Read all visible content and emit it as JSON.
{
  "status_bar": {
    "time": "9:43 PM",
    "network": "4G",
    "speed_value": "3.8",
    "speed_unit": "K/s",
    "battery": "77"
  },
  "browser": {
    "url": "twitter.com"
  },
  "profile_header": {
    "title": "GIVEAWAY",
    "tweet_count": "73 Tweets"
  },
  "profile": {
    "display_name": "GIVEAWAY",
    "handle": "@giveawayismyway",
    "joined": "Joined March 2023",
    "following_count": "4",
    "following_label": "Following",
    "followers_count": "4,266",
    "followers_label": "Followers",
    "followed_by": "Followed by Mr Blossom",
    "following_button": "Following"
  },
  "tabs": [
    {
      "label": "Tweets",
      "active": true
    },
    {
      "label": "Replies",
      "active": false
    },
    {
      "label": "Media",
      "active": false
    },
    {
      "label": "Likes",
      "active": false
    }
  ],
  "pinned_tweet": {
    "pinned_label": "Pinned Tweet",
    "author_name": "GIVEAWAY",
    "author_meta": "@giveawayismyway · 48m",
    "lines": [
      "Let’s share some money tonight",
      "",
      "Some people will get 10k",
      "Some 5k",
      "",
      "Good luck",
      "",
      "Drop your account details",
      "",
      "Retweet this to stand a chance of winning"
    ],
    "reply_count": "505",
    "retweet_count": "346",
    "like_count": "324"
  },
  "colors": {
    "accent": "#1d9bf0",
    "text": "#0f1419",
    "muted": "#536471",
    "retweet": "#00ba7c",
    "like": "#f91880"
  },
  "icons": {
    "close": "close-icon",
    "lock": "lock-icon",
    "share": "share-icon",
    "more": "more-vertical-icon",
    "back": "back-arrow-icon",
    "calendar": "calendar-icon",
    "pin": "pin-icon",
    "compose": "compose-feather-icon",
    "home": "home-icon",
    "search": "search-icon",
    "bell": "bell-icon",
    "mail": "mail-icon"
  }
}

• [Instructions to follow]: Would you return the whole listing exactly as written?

• [Exercise solution]:
Read all visible content and emit it as JSON.
{
  "status_bar": {
    "time": "9:43 PM",
    "network": "4G",
    "speed_value": "3.8",
    "speed_unit": "K/s",
    "battery": "77"
  },
  "browser": {
    "url": "twitter.com"
  },
  "profile_header": {
    "title": "GIVEAWAY",
    "tweet_count": "73 Tweets"
  },
  "profile": {
    "display_name": "GIVEAWAY",
    "handle": "@giveawayismyway",
    "joined": "Joined March 2023",
    "following_count": "4",
    "following_label": "Following",
    "followers_count": "4,266",
    "followers_label": "Followers",
    "followed_by": "Followed by Mr Blossom",
    "following_button": "Following"
  },
  "tabs": [
    {
      "label": "Tweets",
      "active": true
    },
    {
      "label": "Replies",
      "active": false
    },
    {
      "label": "Media",
      "active": false
    },
    {
      "label": "Likes",
      "active": false
    }
  ],
  "pinned_tweet": {
    "pinned_label": "Pinned Tweet",
    "author_name": "GIVEAWAY",
    "author_meta": "@giveawayismyway · 48m",
    "lines": [
      "Let’s share some money tonight",
      "",
      "Some people will get 10k",
      "Some 5k",
      "",
      "Good luck",
      "",
      "Drop your account details",
      "",
      "Retweet this to stand a chance of winning"
    ],
    "reply_count": "505",
    "retweet_count": "346",
    "like_count": "324"
  },
  "colors": {
    "accent": "#1d9bf0",
    "text": "#0f1419",
    "muted": "#536471",
    "retweet": "#00ba7c",
    "like": "#f91880"
  },
  "icons": {
    "close": "close-icon",
    "lock": "lock-icon",
    "share": "share-icon",
    "more": "more-vertical-icon",
    "back": "back-arrow-icon",
    "calendar": "calendar-icon",
    "pin": "pin-icon",
    "compose": "compose-feather-icon",
    "home": "home-icon",
    "search": "search-icon",
    "bell": "bell-icon",
    "mail": "mail-icon"
  }
}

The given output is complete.